“I have enjoyed browsing through the books in the bookshops, apart from buying them. Though you have your Crosswords and Odysseys now, with their stacks of books along with other items as a one stop buy, I miss the old worldly charm of a Higginbotham at Madras or a Manney’s in Poona which were dedicated to only books. But these were large stores. The books I bought in Bombay were all from the pavement shop which you can still find when you walk from Victoria Terminus to Flora Fountain. Many times I have stood there gazing at the books. If what you were searching for was not available, the shopkeeper would get it for you. I have walked those pavements any number of times when I was in Bombay; during the day, during dusk and sometimes at night while going back to the railway station to catch the train back home. But if I remember one shop with special affection it was the ‘East West Bookshop’ in Baroda situated in one of the interior roads. That is because of one kind old man. The shop was small, his heart was big and his knowledge of books immense. Though he used to deal with customers by just getting the books they wanted, for me he did that little bit extra. He used to take me to the interiors of the shop and pull out books which had been lying there untouched, but meant a lot to him. He knew I was interested for he would then launch into a brief summary of the contents of the book and recommend to me for reading. Perhaps the most valuable of my acquisitions from there was a hard bound old edition of Schopenhauer’s The World as Will and Idea. When I was transferred from Baroda and made my visit to the shop before I left, he took me to the nearby hotel and bought me lunch. That was his way of showing affection. He wished me all the luck and then I left. I did visit the shop once or twice thereafter whenever I came down from Ahmedabad. Of course I never left without buying a book. Well that was a relationship and when I touched those books while cleaning them today, I thought of him. I do not know whether he is there now, but I am pretty sure he is not, for it has been nearly thirty five years since. I do not know whether the shop exists, but if it does, then I am sure it will not be the quaint old shop with a soul.”
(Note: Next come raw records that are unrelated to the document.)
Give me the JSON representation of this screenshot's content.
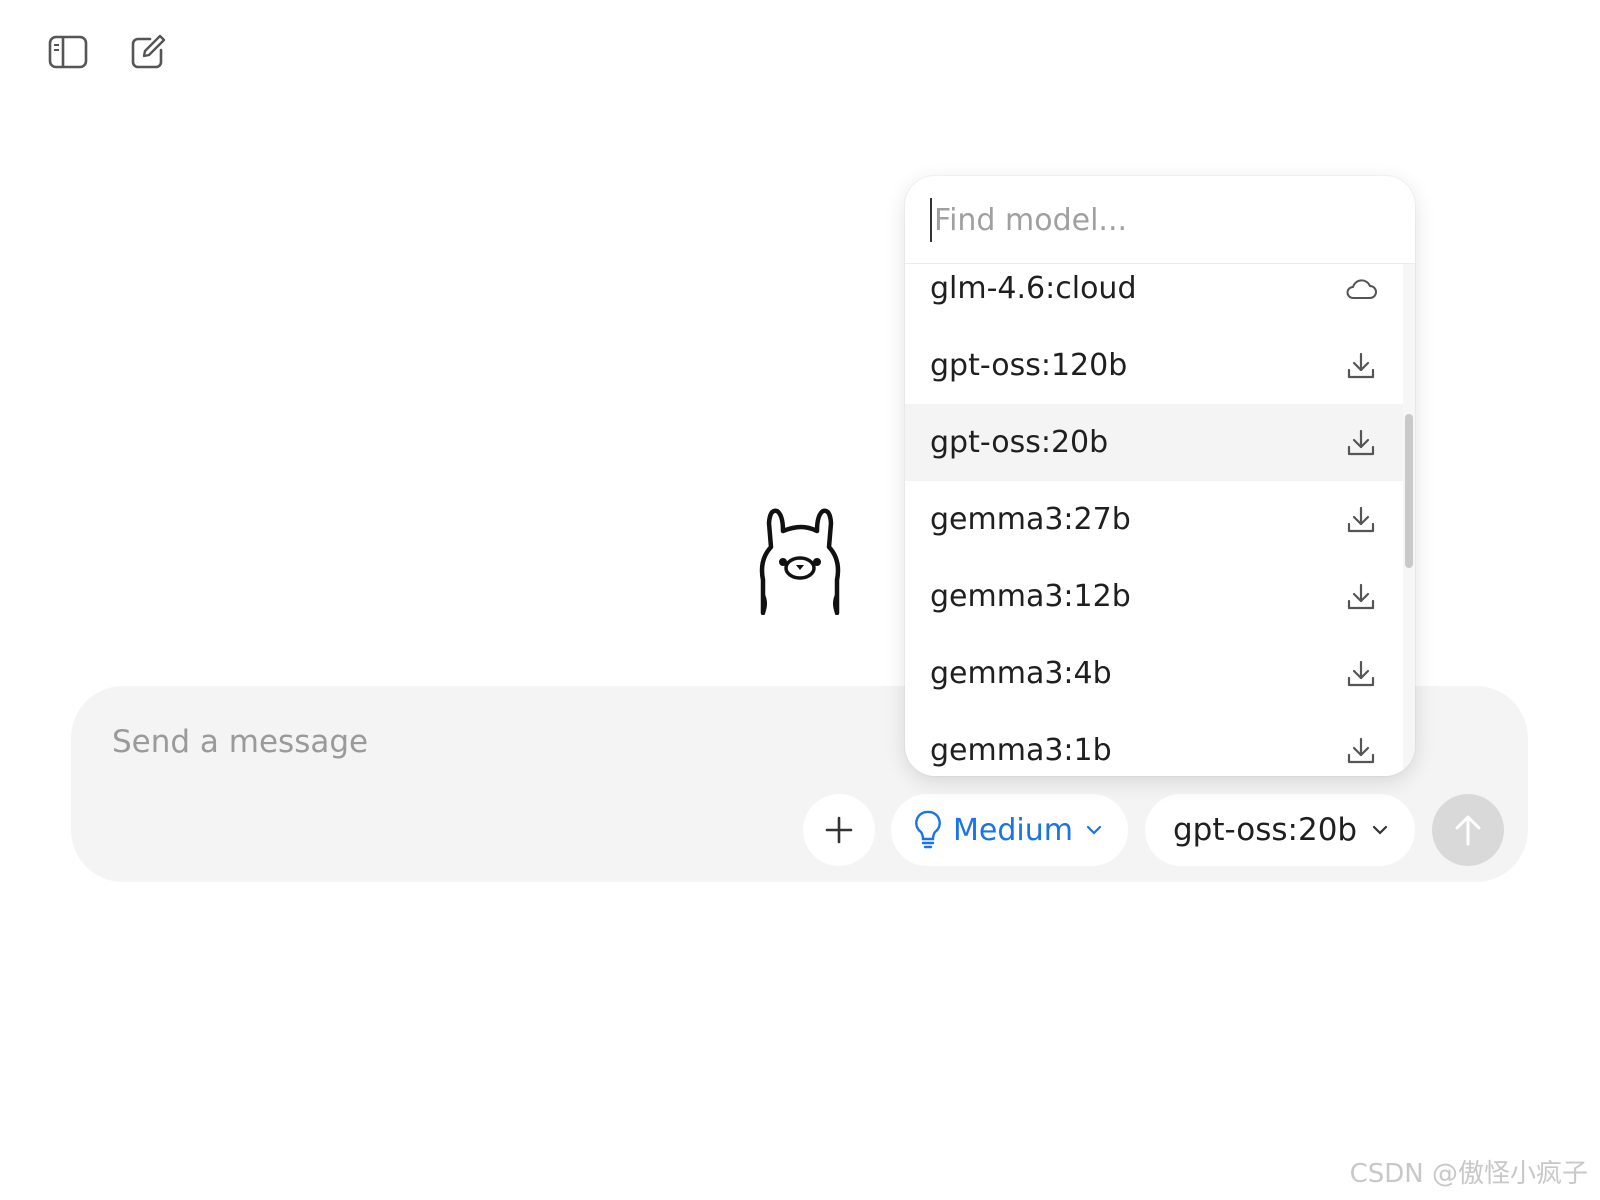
{
  "toolbar": {
    "sidebar_icon": "sidebar-toggle-icon",
    "new_chat_icon": "new-chat-icon"
  },
  "composer": {
    "placeholder": "Send a message",
    "add_icon": "plus-icon",
    "think_level": "Medium",
    "think_icon": "lightbulb-icon",
    "selected_model": "gpt-oss:20b",
    "send_icon": "arrow-up-icon"
  },
  "model_picker": {
    "search_placeholder": "Find model...",
    "models": [
      {
        "name": "glm-4.6:cloud",
        "icon": "cloud-icon"
      },
      {
        "name": "gpt-oss:120b",
        "icon": "download-icon"
      },
      {
        "name": "gpt-oss:20b",
        "icon": "download-icon",
        "highlighted": true
      },
      {
        "name": "gemma3:27b",
        "icon": "download-icon"
      },
      {
        "name": "gemma3:12b",
        "icon": "download-icon"
      },
      {
        "name": "gemma3:4b",
        "icon": "download-icon"
      },
      {
        "name": "gemma3:1b",
        "icon": "download-icon"
      }
    ]
  },
  "colors": {
    "accent": "#1a73e8",
    "composer_bg": "#f4f4f4",
    "send_disabled": "#d9d9d9"
  },
  "watermark": "CSDN @傲怪小疯子"
}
Dileep Padgaonkar has aptly summed it up, and I have felt the same as a lover of books. I have never found myself comfortable with an e-book. Even to this day I like the book in my hand, to own it and find its rightful place in the bookshelf. But I have woken up to certain realities as an author. There are thousands of writers out there who struggle to see their book in print. Only a miniscule are successful in getting a publisher to accept their manuscript, which with any luck will be able to find its place in a bookstore. Stacking books in a bookstore involves holding inventory and this involves cost which the publisher does not want to risk for a debutant author. I have tackled the problem of ‘The Writer’s Dilemma’ in my post of 27th July 2014 at and earlier light hearted posts on the ‘Travails Of An Aspiring Author’. The only way out for such writers is through having their books published by way of self-publishing. There would be no rejections by publishing houses and the costs would be under control as they would be POD print on demand. Anyway I still have not understood the standards by which publishing houses accept or reject manuscripts. Many books accepted and published by the publishing houses have failed to take off, while a number of self-published authors have made it big.  So you see as a self-published author the digital online stores have become a boon. I do whatever marketing is possible through the social media and hope for the best, footfalls in a bookstore do not ensure sales.
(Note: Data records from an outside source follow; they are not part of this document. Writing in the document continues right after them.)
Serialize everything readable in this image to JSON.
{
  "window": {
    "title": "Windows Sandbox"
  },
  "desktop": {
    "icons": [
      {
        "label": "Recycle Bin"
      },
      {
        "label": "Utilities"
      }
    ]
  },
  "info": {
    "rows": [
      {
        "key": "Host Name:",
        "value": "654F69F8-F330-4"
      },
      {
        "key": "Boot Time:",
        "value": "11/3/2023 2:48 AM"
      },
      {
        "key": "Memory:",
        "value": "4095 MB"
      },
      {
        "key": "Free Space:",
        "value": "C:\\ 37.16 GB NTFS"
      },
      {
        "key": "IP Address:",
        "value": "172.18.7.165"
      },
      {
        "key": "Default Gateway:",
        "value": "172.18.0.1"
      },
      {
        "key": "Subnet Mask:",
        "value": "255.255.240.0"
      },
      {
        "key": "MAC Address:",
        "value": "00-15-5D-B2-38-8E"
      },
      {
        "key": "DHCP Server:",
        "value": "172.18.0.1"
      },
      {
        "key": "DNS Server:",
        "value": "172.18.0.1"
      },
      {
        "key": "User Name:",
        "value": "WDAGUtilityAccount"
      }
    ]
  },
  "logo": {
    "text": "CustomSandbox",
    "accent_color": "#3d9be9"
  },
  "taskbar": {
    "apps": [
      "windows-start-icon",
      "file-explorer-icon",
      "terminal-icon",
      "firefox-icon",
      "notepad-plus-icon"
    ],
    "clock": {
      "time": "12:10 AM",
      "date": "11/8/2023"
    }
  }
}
So you see my priorities as a book lover and an author are at loggerheads. But to sum up I can only say that I would still like to see my book on the shelf of a bookstore and watch surreptitiously with glee some customer picking up the book and browsing through it